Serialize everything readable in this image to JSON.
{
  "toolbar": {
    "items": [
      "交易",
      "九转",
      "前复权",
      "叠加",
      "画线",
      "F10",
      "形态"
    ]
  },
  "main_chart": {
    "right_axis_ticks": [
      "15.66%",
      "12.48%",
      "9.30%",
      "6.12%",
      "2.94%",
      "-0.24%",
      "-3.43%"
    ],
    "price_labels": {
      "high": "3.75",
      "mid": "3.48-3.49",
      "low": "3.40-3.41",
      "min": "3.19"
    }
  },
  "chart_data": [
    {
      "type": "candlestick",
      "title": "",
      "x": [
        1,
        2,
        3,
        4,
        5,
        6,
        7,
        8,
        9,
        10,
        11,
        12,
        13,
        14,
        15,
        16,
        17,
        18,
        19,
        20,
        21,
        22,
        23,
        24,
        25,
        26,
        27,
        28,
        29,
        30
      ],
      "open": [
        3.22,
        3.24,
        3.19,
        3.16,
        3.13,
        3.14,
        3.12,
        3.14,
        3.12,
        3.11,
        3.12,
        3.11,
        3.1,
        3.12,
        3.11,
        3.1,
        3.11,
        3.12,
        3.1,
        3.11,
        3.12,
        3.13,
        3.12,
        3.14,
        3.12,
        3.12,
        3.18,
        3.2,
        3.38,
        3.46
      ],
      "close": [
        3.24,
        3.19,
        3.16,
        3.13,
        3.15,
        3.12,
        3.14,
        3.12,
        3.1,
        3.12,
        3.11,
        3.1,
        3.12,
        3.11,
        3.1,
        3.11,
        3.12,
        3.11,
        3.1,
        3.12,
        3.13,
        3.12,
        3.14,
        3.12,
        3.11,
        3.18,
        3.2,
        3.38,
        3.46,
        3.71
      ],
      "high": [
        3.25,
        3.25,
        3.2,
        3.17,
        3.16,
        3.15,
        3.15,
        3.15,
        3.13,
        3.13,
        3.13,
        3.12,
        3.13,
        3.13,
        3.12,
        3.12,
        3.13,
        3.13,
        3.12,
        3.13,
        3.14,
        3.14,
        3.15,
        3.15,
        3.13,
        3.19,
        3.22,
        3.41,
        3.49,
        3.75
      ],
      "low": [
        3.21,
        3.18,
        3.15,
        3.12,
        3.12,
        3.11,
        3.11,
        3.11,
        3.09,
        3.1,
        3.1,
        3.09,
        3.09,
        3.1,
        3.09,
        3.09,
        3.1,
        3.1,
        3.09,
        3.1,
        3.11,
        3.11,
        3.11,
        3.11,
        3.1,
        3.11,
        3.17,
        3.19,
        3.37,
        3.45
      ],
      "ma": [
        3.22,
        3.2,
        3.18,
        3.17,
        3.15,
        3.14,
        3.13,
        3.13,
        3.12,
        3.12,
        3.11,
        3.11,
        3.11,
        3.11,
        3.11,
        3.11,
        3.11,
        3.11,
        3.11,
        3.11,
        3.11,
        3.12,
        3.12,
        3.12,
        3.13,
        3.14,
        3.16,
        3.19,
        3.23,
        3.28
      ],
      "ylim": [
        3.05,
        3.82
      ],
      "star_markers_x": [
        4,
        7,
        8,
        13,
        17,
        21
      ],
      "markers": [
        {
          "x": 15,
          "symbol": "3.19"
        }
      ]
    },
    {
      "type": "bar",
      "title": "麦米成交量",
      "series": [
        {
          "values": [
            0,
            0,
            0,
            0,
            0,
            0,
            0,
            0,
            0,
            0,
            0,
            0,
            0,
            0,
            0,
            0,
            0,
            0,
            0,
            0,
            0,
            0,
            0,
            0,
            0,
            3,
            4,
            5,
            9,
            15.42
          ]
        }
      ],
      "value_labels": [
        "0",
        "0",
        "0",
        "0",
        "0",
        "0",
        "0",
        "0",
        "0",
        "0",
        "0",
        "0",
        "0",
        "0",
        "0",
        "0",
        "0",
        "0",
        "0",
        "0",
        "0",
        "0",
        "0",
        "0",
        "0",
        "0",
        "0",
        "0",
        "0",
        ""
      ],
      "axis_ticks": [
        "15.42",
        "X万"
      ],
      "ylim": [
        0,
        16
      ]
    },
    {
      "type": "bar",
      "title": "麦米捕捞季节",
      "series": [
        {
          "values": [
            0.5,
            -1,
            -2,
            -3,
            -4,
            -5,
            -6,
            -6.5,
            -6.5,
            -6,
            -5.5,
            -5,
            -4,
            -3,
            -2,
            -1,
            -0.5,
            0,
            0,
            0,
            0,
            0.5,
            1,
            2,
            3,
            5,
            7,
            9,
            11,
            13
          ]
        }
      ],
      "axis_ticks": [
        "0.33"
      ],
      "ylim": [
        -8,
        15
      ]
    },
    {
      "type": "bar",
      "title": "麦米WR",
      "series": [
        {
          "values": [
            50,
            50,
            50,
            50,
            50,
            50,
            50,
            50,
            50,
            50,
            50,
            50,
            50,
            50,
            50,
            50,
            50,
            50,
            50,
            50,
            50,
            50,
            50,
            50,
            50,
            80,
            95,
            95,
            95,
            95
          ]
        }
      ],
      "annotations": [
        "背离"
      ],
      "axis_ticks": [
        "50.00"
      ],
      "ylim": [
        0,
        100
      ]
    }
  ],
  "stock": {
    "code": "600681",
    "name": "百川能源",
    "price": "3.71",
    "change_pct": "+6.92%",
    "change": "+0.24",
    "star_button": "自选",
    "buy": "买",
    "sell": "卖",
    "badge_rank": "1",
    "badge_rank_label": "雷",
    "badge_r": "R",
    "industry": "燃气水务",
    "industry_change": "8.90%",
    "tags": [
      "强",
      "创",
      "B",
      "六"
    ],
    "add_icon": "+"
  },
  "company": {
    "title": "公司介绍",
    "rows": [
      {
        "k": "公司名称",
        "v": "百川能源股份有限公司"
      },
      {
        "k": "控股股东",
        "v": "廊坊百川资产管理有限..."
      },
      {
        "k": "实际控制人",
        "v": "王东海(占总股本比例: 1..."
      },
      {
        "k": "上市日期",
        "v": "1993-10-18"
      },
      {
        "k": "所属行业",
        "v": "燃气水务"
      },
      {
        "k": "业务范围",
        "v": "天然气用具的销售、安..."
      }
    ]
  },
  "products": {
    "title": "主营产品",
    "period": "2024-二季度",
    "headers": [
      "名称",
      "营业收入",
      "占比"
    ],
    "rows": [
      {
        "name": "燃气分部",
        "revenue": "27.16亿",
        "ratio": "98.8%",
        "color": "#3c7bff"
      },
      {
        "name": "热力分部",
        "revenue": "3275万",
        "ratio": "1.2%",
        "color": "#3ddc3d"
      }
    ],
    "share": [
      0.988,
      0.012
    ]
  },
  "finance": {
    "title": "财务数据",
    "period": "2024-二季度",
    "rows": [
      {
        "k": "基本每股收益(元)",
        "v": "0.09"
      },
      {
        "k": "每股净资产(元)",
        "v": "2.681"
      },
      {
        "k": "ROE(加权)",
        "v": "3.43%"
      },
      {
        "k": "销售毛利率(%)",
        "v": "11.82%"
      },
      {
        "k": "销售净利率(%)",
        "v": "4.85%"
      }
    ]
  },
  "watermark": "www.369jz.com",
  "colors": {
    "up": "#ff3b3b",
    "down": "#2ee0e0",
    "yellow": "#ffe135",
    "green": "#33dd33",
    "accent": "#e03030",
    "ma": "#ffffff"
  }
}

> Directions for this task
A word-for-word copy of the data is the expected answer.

> Response area
Serialize everything readable in this image to JSON.
{
  "toolbar": {
    "items": [
      "交易",
      "九转",
      "前复权",
      "叠加",
      "画线",
      "F10",
      "形态"
    ]
  },
  "main_chart": {
    "right_axis_ticks": [
      "15.66%",
      "12.48%",
      "9.30%",
      "6.12%",
      "2.94%",
      "-0.24%",
      "-3.43%"
    ],
    "price_labels": {
      "high": "3.75",
      "mid": "3.48-3.49",
      "low": "3.40-3.41",
      "min": "3.19"
    }
  },
  "chart_data": [
    {
      "type": "candlestick",
      "title": "",
      "x": [
        1,
        2,
        3,
        4,
        5,
        6,
        7,
        8,
        9,
        10,
        11,
        12,
        13,
        14,
        15,
        16,
        17,
        18,
        19,
        20,
        21,
        22,
        23,
        24,
        25,
        26,
        27,
        28,
        29,
        30
      ],
      "open": [
        3.22,
        3.24,
        3.19,
        3.16,
        3.13,
        3.14,
        3.12,
        3.14,
        3.12,
        3.11,
        3.12,
        3.11,
        3.1,
        3.12,
        3.11,
        3.1,
        3.11,
        3.12,
        3.1,
        3.11,
        3.12,
        3.13,
        3.12,
        3.14,
        3.12,
        3.12,
        3.18,
        3.2,
        3.38,
        3.46
      ],
      "close": [
        3.24,
        3.19,
        3.16,
        3.13,
        3.15,
        3.12,
        3.14,
        3.12,
        3.1,
        3.12,
        3.11,
        3.1,
        3.12,
        3.11,
        3.1,
        3.11,
        3.12,
        3.11,
        3.1,
        3.12,
        3.13,
        3.12,
        3.14,
        3.12,
        3.11,
        3.18,
        3.2,
        3.38,
        3.46,
        3.71
      ],
      "high": [
        3.25,
        3.25,
        3.2,
        3.17,
        3.16,
        3.15,
        3.15,
        3.15,
        3.13,
        3.13,
        3.13,
        3.12,
        3.13,
        3.13,
        3.12,
        3.12,
        3.13,
        3.13,
        3.12,
        3.13,
        3.14,
        3.14,
        3.15,
        3.15,
        3.13,
        3.19,
        3.22,
        3.41,
        3.49,
        3.75
      ],
      "low": [
        3.21,
        3.18,
        3.15,
        3.12,
        3.12,
        3.11,
        3.11,
        3.11,
        3.09,
        3.1,
        3.1,
        3.09,
        3.09,
        3.1,
        3.09,
        3.09,
        3.1,
        3.1,
        3.09,
        3.1,
        3.11,
        3.11,
        3.11,
        3.11,
        3.1,
        3.11,
        3.17,
        3.19,
        3.37,
        3.45
      ],
      "ma": [
        3.22,
        3.2,
        3.18,
        3.17,
        3.15,
        3.14,
        3.13,
        3.13,
        3.12,
        3.12,
        3.11,
        3.11,
        3.11,
        3.11,
        3.11,
        3.11,
        3.11,
        3.11,
        3.11,
        3.11,
        3.11,
        3.12,
        3.12,
        3.12,
        3.13,
        3.14,
        3.16,
        3.19,
        3.23,
        3.28
      ],
      "ylim": [
        3.05,
        3.82
      ],
      "star_markers_x": [
        4,
        7,
        8,
        13,
        17,
        21
      ],
      "markers": [
        {
          "x": 15,
          "symbol": "3.19"
        }
      ]
    },
    {
      "type": "bar",
      "title": "麦米成交量",
      "series": [
        {
          "values": [
            0,
            0,
            0,
            0,
            0,
            0,
            0,
            0,
            0,
            0,
            0,
            0,
            0,
            0,
            0,
            0,
            0,
            0,
            0,
            0,
            0,
            0,
            0,
            0,
            0,
            3,
            4,
            5,
            9,
            15.42
          ]
        }
      ],
      "value_labels": [
        "0",
        "0",
        "0",
        "0",
        "0",
        "0",
        "0",
        "0",
        "0",
        "0",
        "0",
        "0",
        "0",
        "0",
        "0",
        "0",
        "0",
        "0",
        "0",
        "0",
        "0",
        "0",
        "0",
        "0",
        "0",
        "0",
        "0",
        "0",
        "0",
        ""
      ],
      "axis_ticks": [
        "15.42",
        "X万"
      ],
      "ylim": [
        0,
        16
      ]
    },
    {
      "type": "bar",
      "title": "麦米捕捞季节",
      "series": [
        {
          "values": [
            0.5,
            -1,
            -2,
            -3,
            -4,
            -5,
            -6,
            -6.5,
            -6.5,
            -6,
            -5.5,
            -5,
            -4,
            -3,
            -2,
            -1,
            -0.5,
            0,
            0,
            0,
            0,
            0.5,
            1,
            2,
            3,
            5,
            7,
            9,
            11,
            13
          ]
        }
      ],
      "axis_ticks": [
        "0.33"
      ],
      "ylim": [
        -8,
        15
      ]
    },
    {
      "type": "bar",
      "title": "麦米WR",
      "series": [
        {
          "values": [
            50,
            50,
            50,
            50,
            50,
            50,
            50,
            50,
            50,
            50,
            50,
            50,
            50,
            50,
            50,
            50,
            50,
            50,
            50,
            50,
            50,
            50,
            50,
            50,
            50,
            80,
            95,
            95,
            95,
            95
          ]
        }
      ],
      "annotations": [
        "背离"
      ],
      "axis_ticks": [
        "50.00"
      ],
      "ylim": [
        0,
        100
      ]
    }
  ],
  "stock": {
    "code": "600681",
    "name": "百川能源",
    "price": "3.71",
    "change_pct": "+6.92%",
    "change": "+0.24",
    "star_button": "自选",
    "buy": "买",
    "sell": "卖",
    "badge_rank": "1",
    "badge_rank_label": "雷",
    "badge_r": "R",
    "industry": "燃气水务",
    "industry_change": "8.90%",
    "tags": [
      "强",
      "创",
      "B",
      "六"
    ],
    "add_icon": "+"
  },
  "company": {
    "title": "公司介绍",
    "rows": [
      {
        "k": "公司名称",
        "v": "百川能源股份有限公司"
      },
      {
        "k": "控股股东",
        "v": "廊坊百川资产管理有限..."
      },
      {
        "k": "实际控制人",
        "v": "王东海(占总股本比例: 1..."
      },
      {
        "k": "上市日期",
        "v": "1993-10-18"
      },
      {
        "k": "所属行业",
        "v": "燃气水务"
      },
      {
        "k": "业务范围",
        "v": "天然气用具的销售、安..."
      }
    ]
  },
  "products": {
    "title": "主营产品",
    "period": "2024-二季度",
    "headers": [
      "名称",
      "营业收入",
      "占比"
    ],
    "rows": [
      {
        "name": "燃气分部",
        "revenue": "27.16亿",
        "ratio": "98.8%",
        "color": "#3c7bff"
      },
      {
        "name": "热力分部",
        "revenue": "3275万",
        "ratio": "1.2%",
        "color": "#3ddc3d"
      }
    ],
    "share": [
      0.988,
      0.012
    ]
  },
  "finance": {
    "title": "财务数据",
    "period": "2024-二季度",
    "rows": [
      {
        "k": "基本每股收益(元)",
        "v": "0.09"
      },
      {
        "k": "每股净资产(元)",
        "v": "2.681"
      },
      {
        "k": "ROE(加权)",
        "v": "3.43%"
      },
      {
        "k": "销售毛利率(%)",
        "v": "11.82%"
      },
      {
        "k": "销售净利率(%)",
        "v": "4.85%"
      }
    ]
  },
  "watermark": "www.369jz.com",
  "colors": {
    "up": "#ff3b3b",
    "down": "#2ee0e0",
    "yellow": "#ffe135",
    "green": "#33dd33",
    "accent": "#e03030",
    "ma": "#ffffff"
  }
}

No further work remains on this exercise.